Stories is an apt antidote to this pigeonholing, with its simple, unambiguous title both reassuring and gently polemical. In his very fine introduction Neil Gaiman explains the logic behind the collection, which pulls together writers as diverse as Roddy Doyle, Joyce Carol Oates, Chuck Palahniuk, Diana Wynne Jones, and Carolyn Parkhurst (to name but a few):
“Talking to Al Sarrantonio I realised that I was not alone in finding myself increasingly frustrated with the boundaries of genre: the idea that categories which existed only to guide people around bookshops now seemed to be dictating the kind of stories that were being written. I love the word fantasy for example, but I love it for the almost infinite room it gives an author to play: an infinite playroom, of a sort, in which the only boundaries are those of the imagination. I do not love it for the idea of commercial fantasy. Commercial fantasy, for good or for ill, tends to drag itself through already existing furrows, furrows dug by JRR Tolkien or Robert E.Howard, leaving a world of stories behind it, excluding so much.

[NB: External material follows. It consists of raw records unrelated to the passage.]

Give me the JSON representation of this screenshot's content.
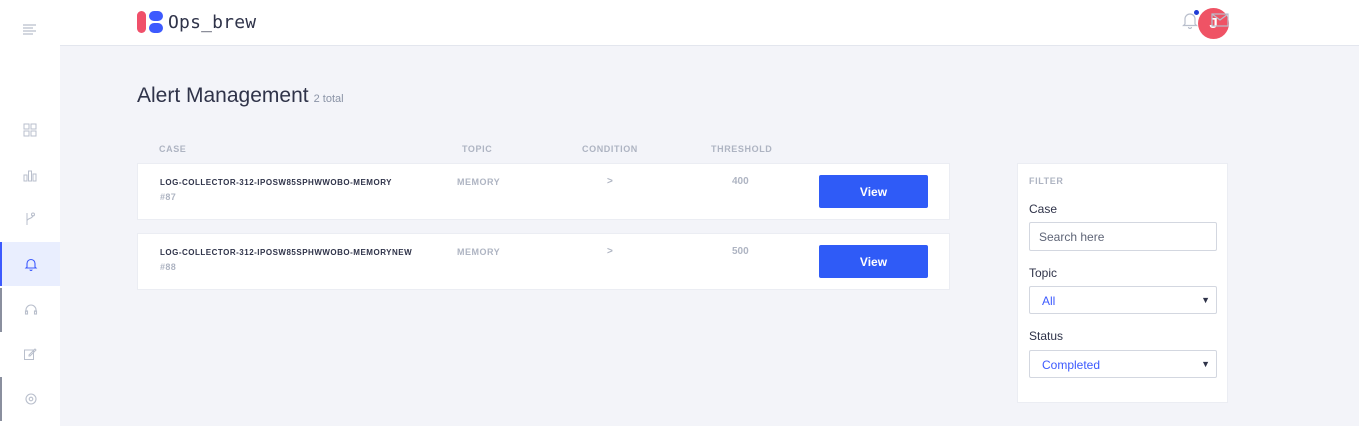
{
  "header": {
    "brand": "Ops_brew",
    "avatar_initial": "J"
  },
  "page": {
    "title": "Alert Management",
    "count": "2 total"
  },
  "table": {
    "columns": [
      "CASE",
      "TOPIC",
      "CONDITION",
      "THRESHOLD"
    ],
    "rows": [
      {
        "case": "LOG-COLLECTOR-312-IPOSW85SPHWWOBO-MEMORY",
        "id": "#87",
        "topic": "MEMORY",
        "condition": ">",
        "threshold": "400",
        "action": "View"
      },
      {
        "case": "LOG-COLLECTOR-312-IPOSW85SPHWWOBO-MEMORYNEW",
        "id": "#88",
        "topic": "MEMORY",
        "condition": ">",
        "threshold": "500",
        "action": "View"
      }
    ]
  },
  "filter": {
    "title": "FILTER",
    "case_label": "Case",
    "case_placeholder": "Search here",
    "topic_label": "Topic",
    "topic_value": "All",
    "status_label": "Status",
    "status_value": "Completed"
  },
  "sidebar": {
    "items": [
      "dashboard-icon",
      "chart-icon",
      "branch-icon",
      "bell-icon",
      "headset-icon",
      "edit-icon",
      "settings-icon"
    ],
    "active": "bell-icon"
  },
  "colors": {
    "accent": "#2f5bf7",
    "avatar": "#ef5365",
    "background": "#f3f4f9"
  }
}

There was so much fine fiction, fiction allowing free reing to the imagination of the author, beyond the shelves of genre. That was what we wanted to read.”

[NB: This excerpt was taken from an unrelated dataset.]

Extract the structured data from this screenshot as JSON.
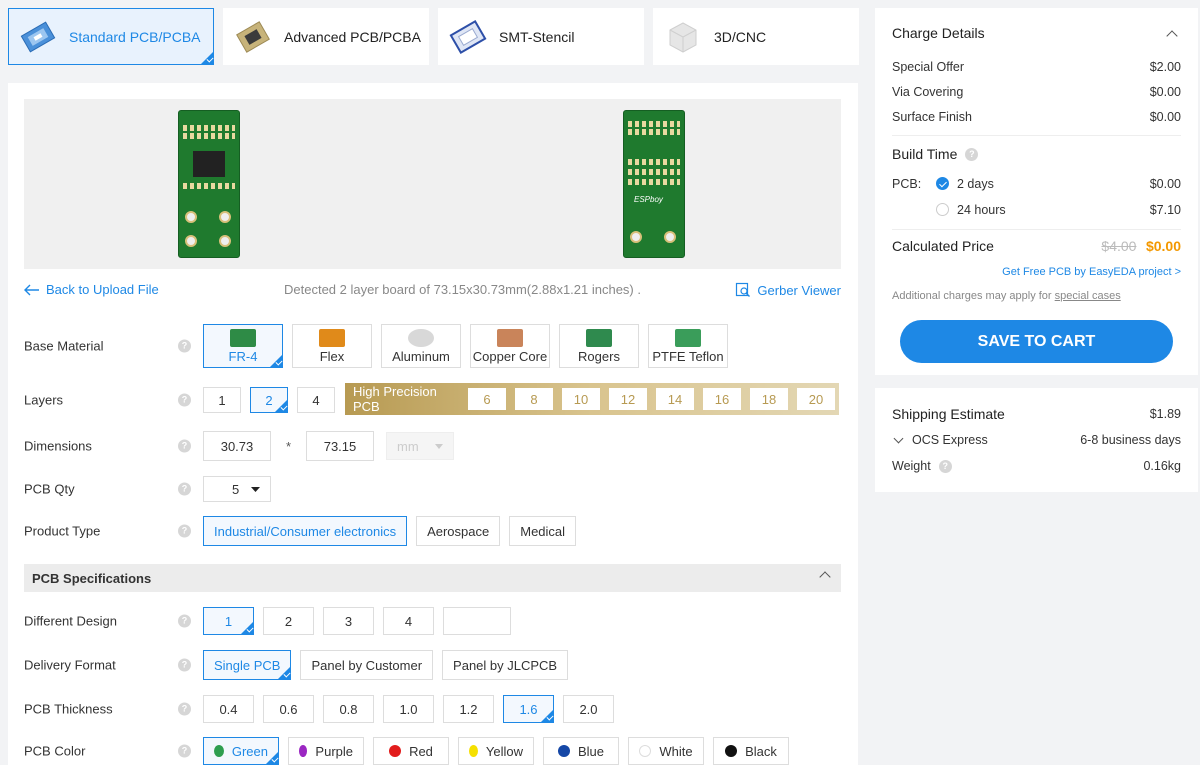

And so we have a collection that includes much fantasy, plenty of genre props, and heaps of imagination, but the over-riding logic is one of great story-telling (as demonstrated by the dedication, to Alexandre Dumas, Charles Dickens, Mark Twain, Baroness Orczy, and most of all Scheherazade). Crucially it’s also a perfect literary occasion for those unplanned and unanticipated encounters.

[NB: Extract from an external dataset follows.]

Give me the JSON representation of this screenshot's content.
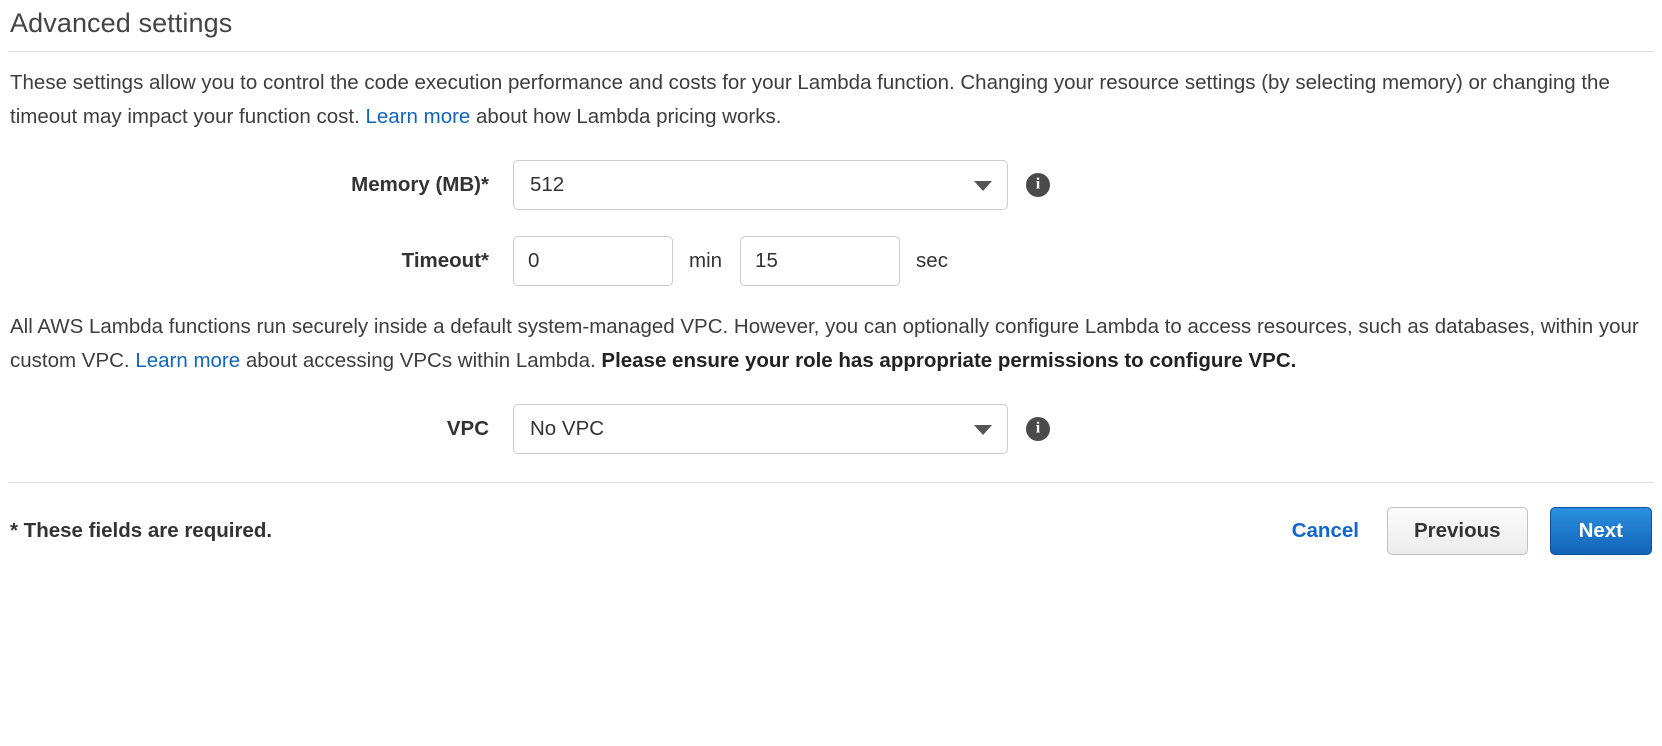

Roddy Doyle’s opening story, Blood, is a great example. Doyle, best known perhaps for his keen portrayal of working class Dublin in novels like Paddy Clarke Ha Ha, and The Barrytown Trilogy, is the last person I’d imagine writing a vampire story, and it’s because of his fresh approach to a tired, tired genre that the story works. The story brings the author and the reader out of their respective comfort zones, and is breath-taking as a result.
Other highlights for me were Carolyn Parkhurst’s Unwell, a supernatural tale of twin sisters separated by the grave, whose rhythm and timing brought me back to the best moments of Roald Dahl’s Tales of the Unexpected; Jeffery Deaver’s The Therapist, which managed to mix detective and horror fiction together without a splice, and threw in a wonderfully unreliable narrator at the same time; Kat Howard’s remarkably crafted A Life in Fictions (it’s her first published story), which delves into literary fiction’s devices (helpfully reminding us that it’s not just fantasty or crime fiction that has stock elements) with very pleasing results, and finally Gaiman’s own story The Truth is a Cave in the Black Mountains. Like most of his work, reading a synopsis of the story would hardly have me racing to pull it off the shelves, but reading the first paragraph is enough to be hooked. He is, quite simply, a master storyteller who combines craft and imagination with such a skill that you know you’re in good hands when you suspend your disbelief and dive into his stories.
Criticism? Well, some stories did very little for me – precious few out of the 27 on display -but that may be as much to do with the reader as with the writing. And that’s the risk, when you open up to unplanned encounters – they don’t always go well, but it’s a risk well, well worth taking.